A few big hits are all that keep this grade from being an F. Brian Cashman’s big off-season splash has been a dud. You expected the .207 average against lefties, but he has not been that much better versus righties (.261). His defense is shaky, and could cost the Yankees at some point.
I’m not going to tiptoe around this: all of the criticism directed towards Granderson really bothers me. The criticism largely surrounds Granderson’s inability to hit left-handed pitching, which is a totally fair and accurate observation on its own terms. He is completely useless against lefties. But here’s the thing: he’s always been horrible against lefties. A refresher course:
- 2006: .218/.277/.395
- 2007: .160/.225/.269
- 2008: .259/.310/.429
- 2009: .183/.245/.239
- 2010: .206/.250/.287
Given that Granderson’s career line against lefties (778 plate appearances) is .210/.267/.337, what exactly where the Yankees expecting him to do? Granderson has consistently demonstrated that he simply does not have the ability to produce against southpaws. This isn’t an indictment of his effort, work ethic, or character. In fact, by all accounts, he has worked extremely hard to improve this deficiency. And yet, he’s still hitting like a AAA middle infielder against them. He’s tried. He just can’t do it.
The onus falls on both Brian Cashman and Joe Girardi for this one. I liked Cashman’s move at the time, and I still do, but the caveat remains unchanged: don’t put this guy in the lineup against left-handers. In this case, Cashman and Girardi are both guilty of wishful thinking. The former acquired Granderson with evidently no plans to platoon him, and the latter insists on sending Granderson out there as if he were an everyday player.

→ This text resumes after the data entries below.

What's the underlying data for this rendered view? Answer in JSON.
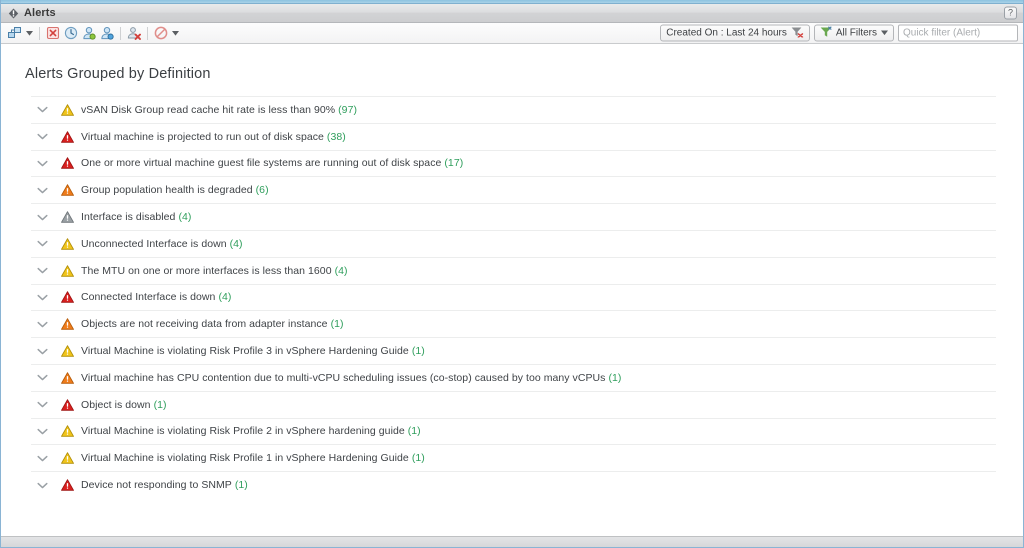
{
  "window": {
    "title": "Alerts",
    "app_icon": "alert-diamond-icon",
    "help_label": "?"
  },
  "toolbar": {
    "buttons": [
      {
        "name": "open-relationship-icon",
        "label": "Open Relationship"
      },
      {
        "name": "cancel-alert-icon",
        "label": "Cancel Alert"
      },
      {
        "name": "suspend-alert-icon",
        "label": "Suspend Alert"
      },
      {
        "name": "take-ownership-icon",
        "label": "Take Ownership"
      },
      {
        "name": "assign-owner-icon",
        "label": "Assign Owner"
      },
      {
        "name": "release-ownership-icon",
        "label": "Release Ownership"
      },
      {
        "name": "suppress-icon",
        "label": "Suppress"
      }
    ],
    "created_on_filter": "Created On : Last 24 hours",
    "all_filters_label": "All Filters",
    "quick_filter_placeholder": "Quick filter (Alert)",
    "quick_filter_value": ""
  },
  "main": {
    "page_title": "Alerts Grouped by Definition",
    "severity_colors": {
      "critical": "#d9201f",
      "immediate": "#ef7c1b",
      "warning": "#f0c41b",
      "info": "#9aa0a4"
    },
    "count_color": "#2f9e5c",
    "alerts": [
      {
        "severity": "warning",
        "text": "vSAN Disk Group read cache hit rate is less than 90%",
        "count": "(97)"
      },
      {
        "severity": "critical",
        "text": "Virtual machine is projected to run out of disk space",
        "count": "(38)"
      },
      {
        "severity": "critical",
        "text": "One or more virtual machine guest file systems are running out of disk space",
        "count": "(17)"
      },
      {
        "severity": "immediate",
        "text": "Group population health is degraded",
        "count": "(6)"
      },
      {
        "severity": "info",
        "text": "Interface is disabled",
        "count": "(4)"
      },
      {
        "severity": "warning",
        "text": "Unconnected Interface is down",
        "count": "(4)"
      },
      {
        "severity": "warning",
        "text": "The MTU on one or more interfaces is less than 1600",
        "count": "(4)"
      },
      {
        "severity": "critical",
        "text": "Connected Interface is down",
        "count": "(4)"
      },
      {
        "severity": "immediate",
        "text": "Objects are not receiving data from adapter instance",
        "count": "(1)"
      },
      {
        "severity": "warning",
        "text": "Virtual Machine is violating Risk Profile 3 in vSphere Hardening Guide",
        "count": "(1)"
      },
      {
        "severity": "immediate",
        "text": "Virtual machine has CPU contention due to multi-vCPU scheduling issues (co-stop) caused by too many vCPUs",
        "count": "(1)"
      },
      {
        "severity": "critical",
        "text": "Object is down",
        "count": "(1)"
      },
      {
        "severity": "warning",
        "text": "Virtual Machine is violating Risk Profile 2 in vSphere hardening guide",
        "count": "(1)"
      },
      {
        "severity": "warning",
        "text": "Virtual Machine is violating Risk Profile 1 in vSphere Hardening Guide",
        "count": "(1)"
      },
      {
        "severity": "critical",
        "text": "Device not responding to SNMP",
        "count": "(1)"
      }
    ]
  }
}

Both believed that with some hard work and Kevin Long’s help, the Yankees could do what the Detroit Tigers couldn’t do in over five years, and that’s get Granderson to start hitting lefties at the age of 29. I guess we could toss in some hubris along with the wishful thinking.

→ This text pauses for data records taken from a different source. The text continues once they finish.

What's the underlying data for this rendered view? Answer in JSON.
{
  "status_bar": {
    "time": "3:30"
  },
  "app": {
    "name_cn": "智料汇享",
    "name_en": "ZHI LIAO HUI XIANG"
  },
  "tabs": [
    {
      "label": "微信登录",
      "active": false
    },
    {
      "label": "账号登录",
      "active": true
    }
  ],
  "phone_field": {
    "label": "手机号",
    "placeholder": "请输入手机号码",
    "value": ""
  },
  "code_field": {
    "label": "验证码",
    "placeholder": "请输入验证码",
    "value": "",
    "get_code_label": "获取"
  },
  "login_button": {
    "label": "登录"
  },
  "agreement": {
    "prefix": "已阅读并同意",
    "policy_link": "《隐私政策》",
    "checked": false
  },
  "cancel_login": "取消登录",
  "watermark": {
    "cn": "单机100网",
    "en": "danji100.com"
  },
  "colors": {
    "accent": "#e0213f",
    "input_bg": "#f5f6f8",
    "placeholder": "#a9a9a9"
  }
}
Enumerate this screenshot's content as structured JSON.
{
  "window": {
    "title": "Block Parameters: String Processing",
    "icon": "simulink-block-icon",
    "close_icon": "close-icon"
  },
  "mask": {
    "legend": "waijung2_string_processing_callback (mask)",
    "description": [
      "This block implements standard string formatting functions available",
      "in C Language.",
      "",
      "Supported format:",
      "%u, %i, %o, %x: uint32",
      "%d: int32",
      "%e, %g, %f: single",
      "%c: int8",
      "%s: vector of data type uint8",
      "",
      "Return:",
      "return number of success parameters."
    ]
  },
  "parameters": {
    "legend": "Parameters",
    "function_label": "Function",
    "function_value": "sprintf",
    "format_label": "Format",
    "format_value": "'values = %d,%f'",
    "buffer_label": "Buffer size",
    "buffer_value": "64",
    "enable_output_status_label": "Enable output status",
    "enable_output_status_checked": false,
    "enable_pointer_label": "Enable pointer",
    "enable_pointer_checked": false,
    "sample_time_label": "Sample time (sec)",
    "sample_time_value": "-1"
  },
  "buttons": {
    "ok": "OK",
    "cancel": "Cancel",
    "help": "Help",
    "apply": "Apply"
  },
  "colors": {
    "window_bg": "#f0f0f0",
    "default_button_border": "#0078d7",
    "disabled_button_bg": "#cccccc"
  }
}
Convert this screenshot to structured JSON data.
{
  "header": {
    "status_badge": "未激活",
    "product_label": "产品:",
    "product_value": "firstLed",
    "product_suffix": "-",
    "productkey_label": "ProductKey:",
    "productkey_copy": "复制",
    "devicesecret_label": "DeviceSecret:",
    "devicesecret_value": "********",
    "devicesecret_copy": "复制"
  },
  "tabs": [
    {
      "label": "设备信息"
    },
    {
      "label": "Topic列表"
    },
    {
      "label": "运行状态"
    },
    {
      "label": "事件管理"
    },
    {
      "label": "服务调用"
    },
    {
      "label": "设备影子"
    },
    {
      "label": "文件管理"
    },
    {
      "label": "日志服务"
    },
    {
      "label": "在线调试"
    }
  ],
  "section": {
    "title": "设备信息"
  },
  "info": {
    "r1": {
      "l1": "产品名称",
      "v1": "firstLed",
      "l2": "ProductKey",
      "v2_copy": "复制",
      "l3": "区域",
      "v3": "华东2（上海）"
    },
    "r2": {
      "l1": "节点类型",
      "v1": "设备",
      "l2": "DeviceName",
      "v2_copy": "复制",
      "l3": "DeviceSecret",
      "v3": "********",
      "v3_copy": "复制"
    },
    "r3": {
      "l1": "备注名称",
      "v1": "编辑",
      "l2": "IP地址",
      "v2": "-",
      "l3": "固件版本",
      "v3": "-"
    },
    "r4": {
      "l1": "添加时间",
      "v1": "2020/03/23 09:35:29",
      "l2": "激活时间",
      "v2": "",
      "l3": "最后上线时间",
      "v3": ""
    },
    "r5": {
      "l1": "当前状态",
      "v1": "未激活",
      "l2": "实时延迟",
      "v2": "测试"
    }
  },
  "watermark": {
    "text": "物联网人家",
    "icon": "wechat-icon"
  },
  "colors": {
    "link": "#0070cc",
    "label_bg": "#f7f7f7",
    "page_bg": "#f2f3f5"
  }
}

Criticizing Granderson for not hitting lefties is unfair. If Stan Van Gundy asked Dwight Howard to bring the ball up the court 40% of the time (which is roughly how many of Granderson’s PAs have come against lefties), and Howard kept turning it over, would we slam Howard for it? If Sean Payton lined up Drew Brees as a left tackle 40% of the time, would we criticize Brees for all the sacks he allowed? No, we wouldn’t, because those are obvious instances of management asking a player to do something that he simply cannot do. That’s exactly what’s going on with the Yankees and Granderson, and not only is it unfair to the player, but it’s indicative of poor management.